You can use this calculator to check the percentage of propane left in any 100 lb or smaller tank. If you need help with the calculations, you can use the comments below and we’ll help you out.

## Using HVAC Gauge To Tell If Propane Tank Is Empty (Method 2)

If your propane tank has an HVAC gauge mounted on the top, you can simply read off how much propane is left in the tank.

Bigger residential tanks will usually have the gauge pre-installed. For example, if you want to know if a 100-gallon, 250-gallon, 500-gallon, or 1,000-gallon propane tank is empty, you don’t weigh it. You just check the gauge, installed on the tank. The gauge will also tell you how much propane you still have left in the tank.

In most cases, the gauge will not tell you exactly how many gallons are left in the 100, 250, 500, or 1000 propane tank. Here is a neat table of how many gallons are left in these tanks:

Residential Propane Tank: |
1/4 Tank (25%): |
1/2 Tank (50%): |
3/4 Tank (75%): |
Full Tank (100%): |

100-Gallon Tank | 20 Gallons | 40 Gallons | 60 Gallons | 80 Gallons |

250-Gallon Tank | 50 Gallons | 100 Gallons | 150 Gallons | 200 Gallons |

500-Gallon Tank | 100 Gallons | 200 Gallons | 300 Gallons | 400 Gallons |

1000-Gallon Tank | 200 Gallons | 400 Gallons | 600 Gallons | 800 Gallons |

2000-Gallon Tank | 400 Gallons | 800 Gallons | 1200 Gallons | 1600 Gallons |

*Example:* If a gauge on the 500-gallon tank says 1/4 capacity, you still have 100 gallons of propane left in the tank.

In short, if you have a pre-installed gauge on the propane tank, you can easily tell how much propane is left in the tank.

Let’s also address a bit controversial method of telling if the propane tank is empty or not:

### ‘Warm Water’ Method Explained

Supposedly, one way to tell if there is still propane left in the tank is by pouring warm water down the length of the tank.

The method tells you that:

- If the water
**temperature doesn’t change much**, the propane tank is empty. - If the water
**temperature decreases**(you can cold water at the end), the propane tank is not empty yet.

Again, supposedly, the presence of propane in the tank should cool the water. The problem with this method is that it really is not all that accurate.

Namely, propane inside the tank will cool the water a bit, yes. However, the propane tank itself (be it steel or aluminum) will mostly cool the water. That’s because the metal propane tank is made out of has very good heat transfer properties, and if you pour warm water on metal at a lower temperature, the water will be cooled.

That usually means that you get colder water at the bottom of the propane tank, regardless if the tank is full or empty.

All in all, telling if the propane tank is empty or how much propane is left in the propane tank is not hard at all if you have a pre-installed gauge mounted on the tank.

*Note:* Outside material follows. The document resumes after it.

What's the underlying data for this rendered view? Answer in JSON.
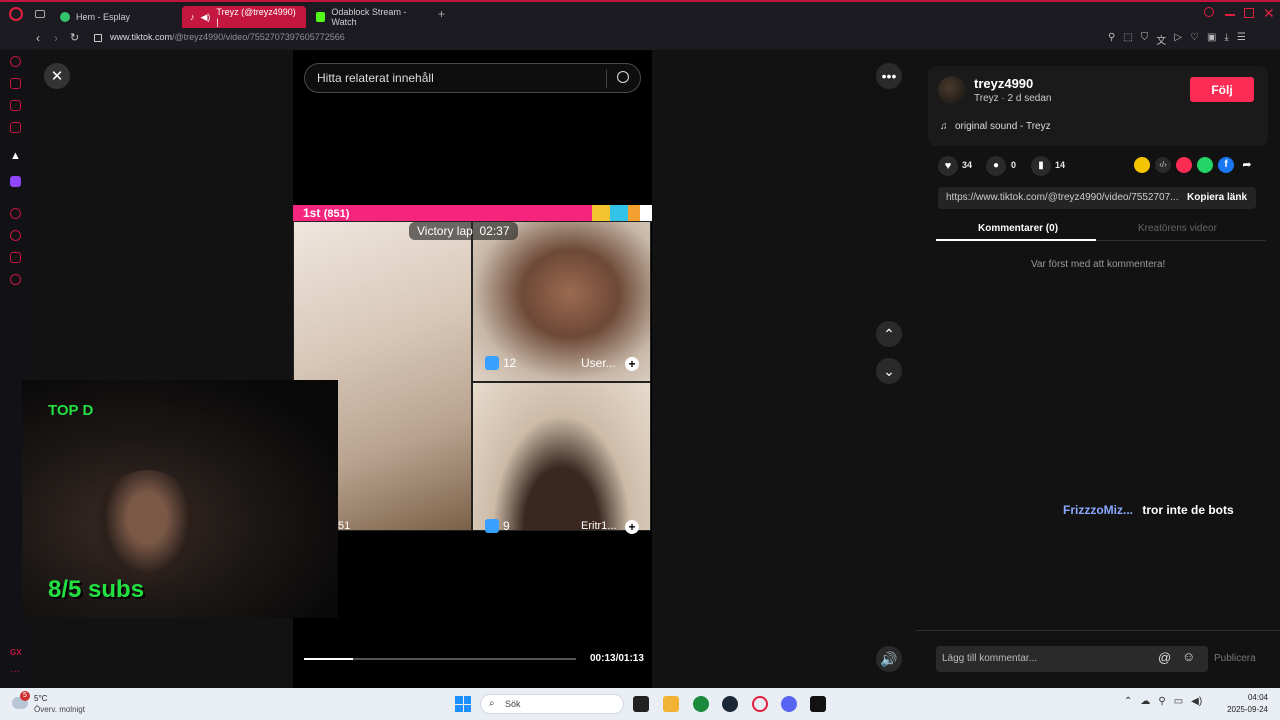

Even if you don’t, your go-to method is to weigh the tank and calculate a bit. If you need some help with the calculations, you can always turn to us, use the comments below and we’ll try to help you out.